He trails off.
“Yet that’s not even a speck on how powerful God is.”
There are parts of all three stories that entranced me, but I think my most permanent stakes were put down in Hackleburg. There was something about the faces and stories of the people of this small town that wrapped their way around my heart. Almost every person had been affected dramatically. As I right this blog, I want to tell you about Leah and Christie and the others, but there is no space.
Last week, Marnell and I drove through Hackleburg on our way home from the Lee family reunion in Mississippi. As we drove through the hills of Highway 43, I looked for the homes of the people I had talked to whose lives had been forever altered that day eight years ago at 3:05 pm. And as we scanned the countryside, I realized that I was forever changed by hearing their stories. I wasn’t just looking at countryside, with tornado damaged stick trees still visible in places. I was recalling the rawness of my own heart as I looked into grieving faces.
“Some people say a tornado sounds like a train,” a high school senior told me. “That would be a wimpy tornado.”
Another victim who lost both of her parents tells me she isn’t quite ready to go back to work yet. She works in a call center and when she goes back, she will take calls from people with Internet problems.
“I’m afraid I would say, ‘Oh, you’re having a bad day because your Internet doesn’t work. Do you want to hear about some real problems?’ I used to hear about PTSD, and think, Oh, whatever it’s just an excuse. It’s not.”

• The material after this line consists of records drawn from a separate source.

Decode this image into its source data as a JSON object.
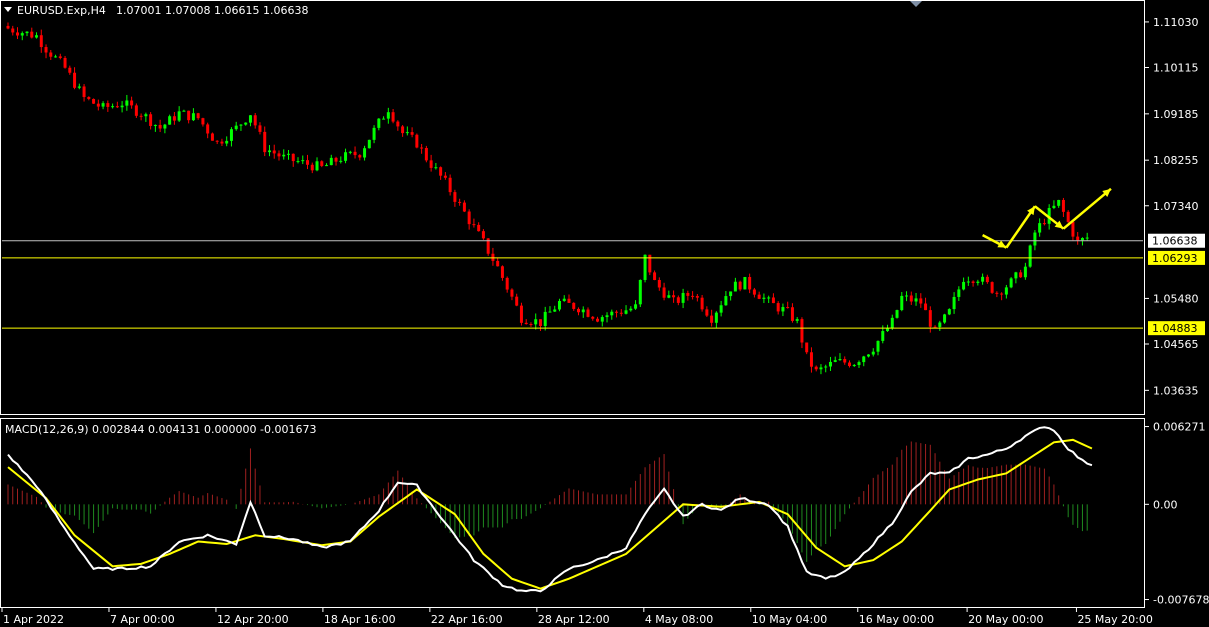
{
  "chart_header": {
    "symbol": "EURUSD.Exp,H4",
    "ohlc": "1.07001 1.07008 1.06615 1.06638",
    "dropdown_icon": "triangle-down-icon"
  },
  "macd_header": "MACD(12,26,9) 0.002844 0.004131 0.000000 -0.001673",
  "colors": {
    "background": "#000000",
    "bull_candle": "#00ff00",
    "bear_candle": "#ff0000",
    "hist_pos": "#a02020",
    "hist_neg": "#1f8a1f",
    "macd_line": "#ffffff",
    "signal_line": "#ffff00",
    "level_line": "#ffff00",
    "price_line": "#c0c0c0",
    "arrow": "#ffff00",
    "tag_bg": "#ffff00",
    "tag_text": "#000000"
  },
  "price_panel": {
    "ylim": [
      1.0318,
      1.1143
    ],
    "ticks": [
      "1.11030",
      "1.10115",
      "1.09185",
      "1.08255",
      "1.07340",
      "1.05480",
      "1.04565",
      "1.03635"
    ],
    "current_price": "1.06638",
    "levels": [
      {
        "value": "1.06293",
        "label": "1.06293"
      },
      {
        "value": "1.04883",
        "label": "1.04883"
      }
    ],
    "projection_arrows": [
      {
        "from_bar": 205,
        "from": 1.0675,
        "to_bar": 210,
        "to": 1.065
      },
      {
        "from_bar": 210,
        "from": 1.065,
        "to_bar": 216,
        "to": 1.0733
      },
      {
        "from_bar": 216,
        "from": 1.0733,
        "to_bar": 222,
        "to": 1.0688
      },
      {
        "from_bar": 222,
        "from": 1.0688,
        "to_bar": 232,
        "to": 1.0768
      }
    ]
  },
  "macd_panel": {
    "ylim": [
      -0.0082,
      0.0068
    ],
    "ticks": [
      "0.006271",
      "0.00",
      "-0.007678"
    ]
  },
  "x_labels": [
    "1 Apr 2022",
    "7 Apr 00:00",
    "12 Apr 20:00",
    "18 Apr 16:00",
    "22 Apr 16:00",
    "28 Apr 12:00",
    "4 May 08:00",
    "10 May 04:00",
    "16 May 00:00",
    "20 May 00:00",
    "25 May 20:00"
  ],
  "chart_data": {
    "type": "candlestick",
    "symbol": "EURUSD.Exp",
    "timeframe": "H4",
    "close_path": [
      [
        0,
        1.109
      ],
      [
        6,
        1.1075
      ],
      [
        8,
        1.105
      ],
      [
        12,
        1.101
      ],
      [
        16,
        1.095
      ],
      [
        20,
        1.093
      ],
      [
        24,
        1.094
      ],
      [
        28,
        1.092
      ],
      [
        32,
        1.089
      ],
      [
        36,
        1.092
      ],
      [
        40,
        1.091
      ],
      [
        44,
        1.086
      ],
      [
        48,
        1.089
      ],
      [
        51,
        1.092
      ],
      [
        54,
        1.085
      ],
      [
        58,
        1.083
      ],
      [
        62,
        1.082
      ],
      [
        66,
        1.081
      ],
      [
        70,
        1.083
      ],
      [
        74,
        1.084
      ],
      [
        78,
        1.09
      ],
      [
        80,
        1.093
      ],
      [
        83,
        1.088
      ],
      [
        86,
        1.086
      ],
      [
        88,
        1.083
      ],
      [
        92,
        1.078
      ],
      [
        96,
        1.072
      ],
      [
        100,
        1.066
      ],
      [
        103,
        1.061
      ],
      [
        106,
        1.055
      ],
      [
        108,
        1.051
      ],
      [
        112,
        1.05
      ],
      [
        116,
        1.054
      ],
      [
        120,
        1.053
      ],
      [
        124,
        1.051
      ],
      [
        128,
        1.052
      ],
      [
        132,
        1.053
      ],
      [
        134,
        1.063
      ],
      [
        136,
        1.058
      ],
      [
        140,
        1.054
      ],
      [
        144,
        1.056
      ],
      [
        148,
        1.051
      ],
      [
        152,
        1.057
      ],
      [
        155,
        1.058
      ],
      [
        160,
        1.054
      ],
      [
        164,
        1.052
      ],
      [
        166,
        1.05
      ],
      [
        168,
        1.043
      ],
      [
        170,
        1.04
      ],
      [
        174,
        1.042
      ],
      [
        178,
        1.042
      ],
      [
        182,
        1.045
      ],
      [
        186,
        1.05
      ],
      [
        188,
        1.055
      ],
      [
        192,
        1.054
      ],
      [
        195,
        1.048
      ],
      [
        198,
        1.052
      ],
      [
        201,
        1.059
      ],
      [
        204,
        1.059
      ],
      [
        208,
        1.056
      ],
      [
        211,
        1.058
      ],
      [
        214,
        1.061
      ],
      [
        216,
        1.068
      ],
      [
        219,
        1.072
      ],
      [
        221,
        1.074
      ],
      [
        223,
        1.07
      ],
      [
        225,
        1.066
      ],
      [
        227,
        1.067
      ]
    ],
    "bars": 228,
    "levels": [
      1.06293,
      1.04883
    ],
    "current_price": 1.06638,
    "macd_params": "12,26,9",
    "macd_values": {
      "main": 0.002844,
      "signal": 0.004131,
      "histogram_zero": 0.0,
      "diff": -0.001673
    },
    "macd_path": [
      [
        0,
        0.004
      ],
      [
        6,
        0.0015
      ],
      [
        12,
        -0.002
      ],
      [
        18,
        -0.0052
      ],
      [
        24,
        -0.0052
      ],
      [
        30,
        -0.005
      ],
      [
        36,
        -0.003
      ],
      [
        42,
        -0.0025
      ],
      [
        48,
        -0.0032
      ],
      [
        51,
        0.0002
      ],
      [
        54,
        -0.0025
      ],
      [
        60,
        -0.0028
      ],
      [
        66,
        -0.0035
      ],
      [
        72,
        -0.003
      ],
      [
        78,
        -0.0005
      ],
      [
        82,
        0.0018
      ],
      [
        86,
        0.0015
      ],
      [
        92,
        -0.0015
      ],
      [
        98,
        -0.0045
      ],
      [
        104,
        -0.0065
      ],
      [
        108,
        -0.007
      ],
      [
        112,
        -0.007
      ],
      [
        118,
        -0.0052
      ],
      [
        124,
        -0.0045
      ],
      [
        130,
        -0.0035
      ],
      [
        134,
        -0.0008
      ],
      [
        138,
        0.0012
      ],
      [
        142,
        -0.001
      ],
      [
        146,
        0.0
      ],
      [
        150,
        -0.0005
      ],
      [
        154,
        0.0005
      ],
      [
        160,
        0.0
      ],
      [
        164,
        -0.0018
      ],
      [
        168,
        -0.0055
      ],
      [
        172,
        -0.006
      ],
      [
        176,
        -0.0055
      ],
      [
        180,
        -0.004
      ],
      [
        186,
        -0.0015
      ],
      [
        190,
        0.001
      ],
      [
        194,
        0.0025
      ],
      [
        198,
        0.0025
      ],
      [
        202,
        0.0037
      ],
      [
        206,
        0.004
      ],
      [
        210,
        0.0045
      ],
      [
        214,
        0.0055
      ],
      [
        218,
        0.0063
      ],
      [
        220,
        0.006
      ],
      [
        223,
        0.0045
      ],
      [
        226,
        0.0035
      ],
      [
        228,
        0.0032
      ]
    ],
    "signal_path": [
      [
        0,
        0.003
      ],
      [
        8,
        0.0005
      ],
      [
        14,
        -0.0025
      ],
      [
        22,
        -0.005
      ],
      [
        28,
        -0.0048
      ],
      [
        34,
        -0.004
      ],
      [
        40,
        -0.003
      ],
      [
        46,
        -0.0032
      ],
      [
        52,
        -0.0025
      ],
      [
        58,
        -0.0028
      ],
      [
        66,
        -0.0033
      ],
      [
        72,
        -0.003
      ],
      [
        78,
        -0.001
      ],
      [
        86,
        0.0012
      ],
      [
        94,
        -0.0008
      ],
      [
        100,
        -0.004
      ],
      [
        106,
        -0.006
      ],
      [
        112,
        -0.0068
      ],
      [
        118,
        -0.006
      ],
      [
        124,
        -0.005
      ],
      [
        130,
        -0.004
      ],
      [
        136,
        -0.002
      ],
      [
        142,
        0.0
      ],
      [
        150,
        -0.0002
      ],
      [
        158,
        0.0002
      ],
      [
        164,
        -0.0008
      ],
      [
        170,
        -0.0035
      ],
      [
        176,
        -0.005
      ],
      [
        182,
        -0.0045
      ],
      [
        188,
        -0.003
      ],
      [
        194,
        -0.0005
      ],
      [
        198,
        0.0012
      ],
      [
        204,
        0.002
      ],
      [
        210,
        0.0025
      ],
      [
        216,
        0.004
      ],
      [
        220,
        0.005
      ],
      [
        224,
        0.0052
      ],
      [
        228,
        0.0045
      ]
    ],
    "xlabel": "",
    "ylabel": ""
  }
}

|Hackleburg (Marion County) EF-5 Tornado|
April 27, 2011 Rating: EF-5 Estimated
Maximum Wind: 210 mph
Injuries/Fatalities: 100 Injuries / 18 fatalities
Damage Path Length: 25.14 miles
Maximum Path Width: 1320 yards (3/4 mile)
Approximate Start Point/Time: 34.1043/-88.1479 at 305 pm
Approximate End Point/Time: 34.3109/-87.7858 at 328 pm
Marnell and I stopped at the Panther Mart, the scene of search and rescue command on that day eight years ago. We had many miles to drive and couldn’t stay long, but I approached an older man drinking coffee at one of the mart tables.
“Have you lived here long?” I asked.
“Fifty years,” he said, speaking that wonderful language, Alabamian.
I introduced myself and asked about some of the people I remembered talking to. He knew almost all of them.
“Chief Hallmark is still in the service, but he’s not chief anymore,” the man said. “I think he got tired of it. Our town isn’t the same as it was before the tornado. There were so many trees then!”
I thanked him, glad to see someone who knew the people I knew. Around town, I recognized places Sarah and I had gone. The police station was rebuilt. Many new houses dot the land, but there are still bare cement slabs to remind everyone what happened that day.
“God’s blessed us in a billion ways that you’ve never seen,” Chief Hallmark said.
Among those blessings, the chief found his family. The jail cell did stay strong and protected those in it, but at the last minute, the chief’s wife and three children had switched to a different shelter, which is why they could not be found. This was a dangerous move, but what matters now is that it ended well.
It’s tornado season again! Be safe, and thank God for your blessings.
Monday Merchants: I’ll be offering a free signed copy of Shatterproof in a drawing, as well as sharing links for Shatterproof and three tornado books that were most interesting to me as I researched.
Tuesday Tips: I will share the tornado safety tips which I have found most striking since researching this topic and hearing the stories of many survivors.